In honor of Herbert Hoover’s love for baseball, the exhibit will also showcase baseball memorabilia from the Hoover collection, including tickets, medals, and baseballs. The Babe Ruth ball will be on display, along with another singular ball signed by Herbert Hoover and the New York Yankees.

Another component of The Signature of Baseball will be the history of the Cedar Rapids Kernels. Included will be a timeline of the Kernels history, and items from local legends such as Beldon Hill, Mike Chartak, Art Pennington and others. An interactive feature of the exhibit will be a simulated baseball field, where visitors will learn about the history of the game!

The Signature of Baseball will be on display at the Herbert Hoover Presidential Library-Museum until March 22, 2015.

The Museum is located in West Branch, Iowa. From St. Louis, you can get there via US-61 N and US-218 N . It is about 280 miles away. Once you get there, it is ¼ mile off I-80 at Exit 254 (located 41 miles west of Davenport or 9 miles east of Iowa City)) and open daily from 9 am – 5 pm. Check out to get all the information needed to put together a baseball themed weekend before the Red Birds fly home for their home opener.

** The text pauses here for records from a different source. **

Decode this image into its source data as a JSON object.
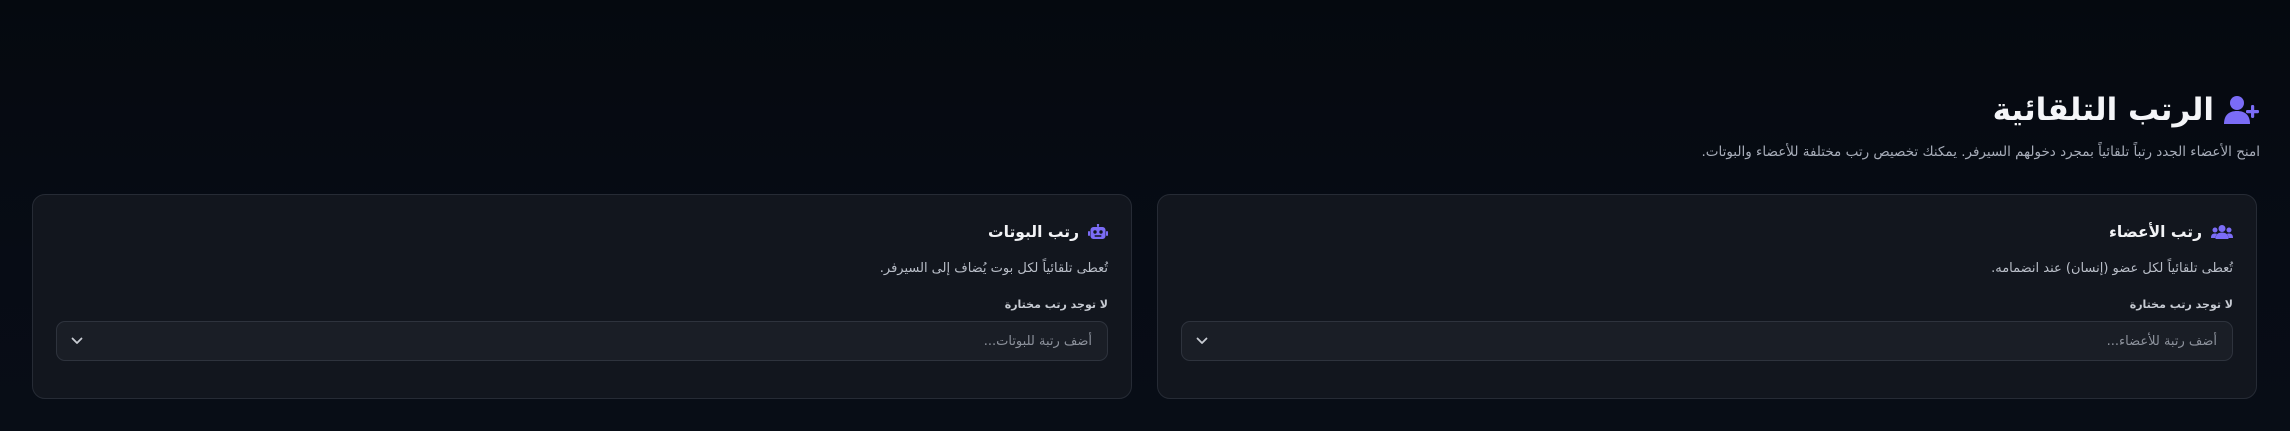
{
  "header": {
    "title": "الرتب التلقائية",
    "icon": "user-plus-icon",
    "description": "امنح الأعضاء الجدد رتباً تلقائياً بمجرد دخولهم السيرفر. يمكنك تخصيص رتب مختلفة للأعضاء والبوتات."
  },
  "colors": {
    "accent": "#7b6cf6",
    "background": "#060b14",
    "card": "#12161e"
  },
  "cards": {
    "members": {
      "icon": "users-icon",
      "title": "رتب الأعضاء",
      "description": "تُعطى تلقائياً لكل عضو (إنسان) عند انضمامه.",
      "selected_label": "لا توجد رتب مختارة",
      "placeholder": "أضف رتبة للأعضاء..."
    },
    "bots": {
      "icon": "robot-icon",
      "title": "رتب البوتات",
      "description": "تُعطى تلقائياً لكل بوت يُضاف إلى السيرفر.",
      "selected_label": "لا توجد رتب مختارة",
      "placeholder": "أضف رتبة للبوتات..."
    }
  }
}
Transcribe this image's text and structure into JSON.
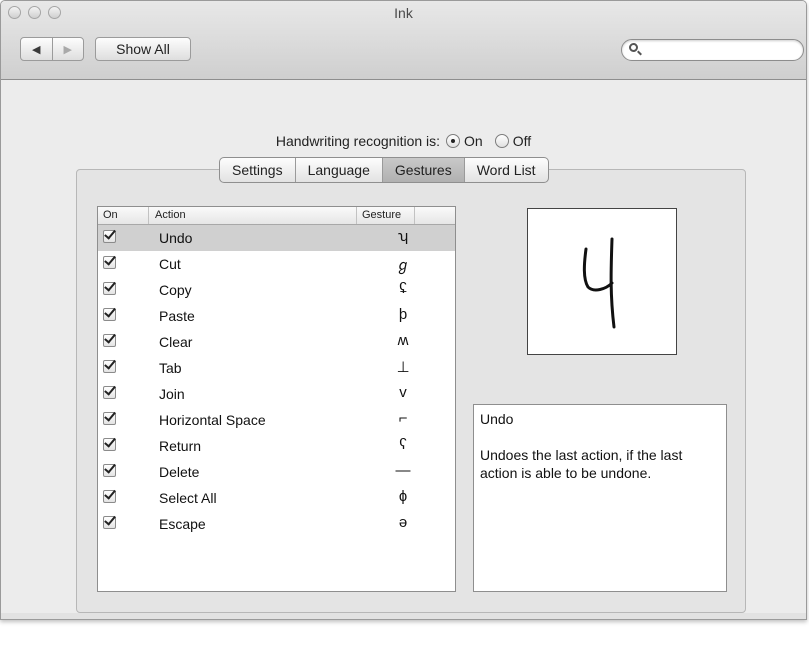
{
  "window": {
    "title": "Ink"
  },
  "toolbar": {
    "back_glyph": "◀",
    "forward_glyph": "▶",
    "show_all_label": "Show All",
    "search_placeholder": "",
    "search_icon": "magnifier-icon"
  },
  "recognition": {
    "label": "Handwriting recognition is:",
    "options": [
      {
        "label": "On",
        "selected": true
      },
      {
        "label": "Off",
        "selected": false
      }
    ]
  },
  "tabs": [
    {
      "label": "Settings",
      "selected": false
    },
    {
      "label": "Language",
      "selected": false
    },
    {
      "label": "Gestures",
      "selected": true
    },
    {
      "label": "Word List",
      "selected": false
    }
  ],
  "gesture_list": {
    "headers": {
      "on": "On",
      "action": "Action",
      "gesture": "Gesture"
    },
    "rows": [
      {
        "action": "Undo",
        "gesture": "ʮ",
        "checked": true,
        "selected": true
      },
      {
        "action": "Cut",
        "gesture": "ℊ",
        "checked": true,
        "selected": false
      },
      {
        "action": "Copy",
        "gesture": "ʢ",
        "checked": true,
        "selected": false
      },
      {
        "action": "Paste",
        "gesture": "þ",
        "checked": true,
        "selected": false
      },
      {
        "action": "Clear",
        "gesture": "ʍ",
        "checked": true,
        "selected": false
      },
      {
        "action": "Tab",
        "gesture": "⊥",
        "checked": true,
        "selected": false
      },
      {
        "action": "Join",
        "gesture": "v",
        "checked": true,
        "selected": false
      },
      {
        "action": "Horizontal Space",
        "gesture": "⌐",
        "checked": true,
        "selected": false
      },
      {
        "action": "Return",
        "gesture": "ʕ",
        "checked": true,
        "selected": false
      },
      {
        "action": "Delete",
        "gesture": "—",
        "checked": true,
        "selected": false
      },
      {
        "action": "Select All",
        "gesture": "ɸ",
        "checked": true,
        "selected": false
      },
      {
        "action": "Escape",
        "gesture": "ǝ",
        "checked": true,
        "selected": false
      }
    ]
  },
  "preview": {
    "icon": "undo-gesture-drawing"
  },
  "description": {
    "title": "Undo",
    "body": "Undoes the last action, if the last action is able to be undone."
  }
}
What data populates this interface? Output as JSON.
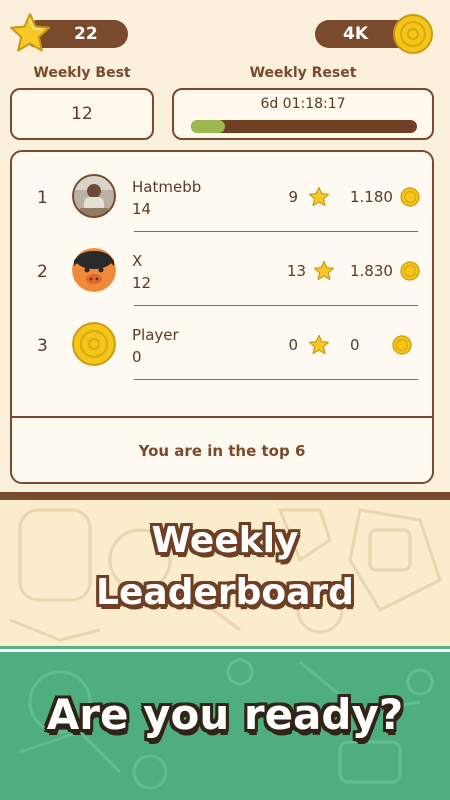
{
  "header": {
    "stars_count": "22",
    "coins_count": "4K"
  },
  "weekly_best": {
    "label": "Weekly Best",
    "value": "12"
  },
  "weekly_reset": {
    "label": "Weekly Reset",
    "time_left": "6d 01:18:17",
    "progress_fraction": 0.15
  },
  "leaderboard": {
    "rows": [
      {
        "rank": "1",
        "name": "Hatmebb",
        "best": "14",
        "stars": "9",
        "coins": "1.180",
        "avatar": "photo-avatar"
      },
      {
        "rank": "2",
        "name": "X",
        "best": "12",
        "stars": "13",
        "coins": "1.830",
        "avatar": "pig-avatar"
      },
      {
        "rank": "3",
        "name": "Player",
        "best": "0",
        "stars": "0",
        "coins": "0",
        "avatar": "coin-avatar"
      }
    ],
    "footer_text": "You are in the top 6"
  },
  "promo": {
    "line1": "Weekly",
    "line2": "Leaderboard",
    "line3": "Are you ready?"
  },
  "colors": {
    "brown": "#7a4a2c",
    "cream": "#fbf0dc",
    "green": "#4fae7f",
    "gold": "#f5c518"
  }
}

“Baseball has been called the national pastime and rightly so
because it stands for the fair play, clean living and good
sportsmanship which are our national heritage. That is why it has
such a warm place in our hearts.”
Franklin D. Roosevelt, August 5, 1936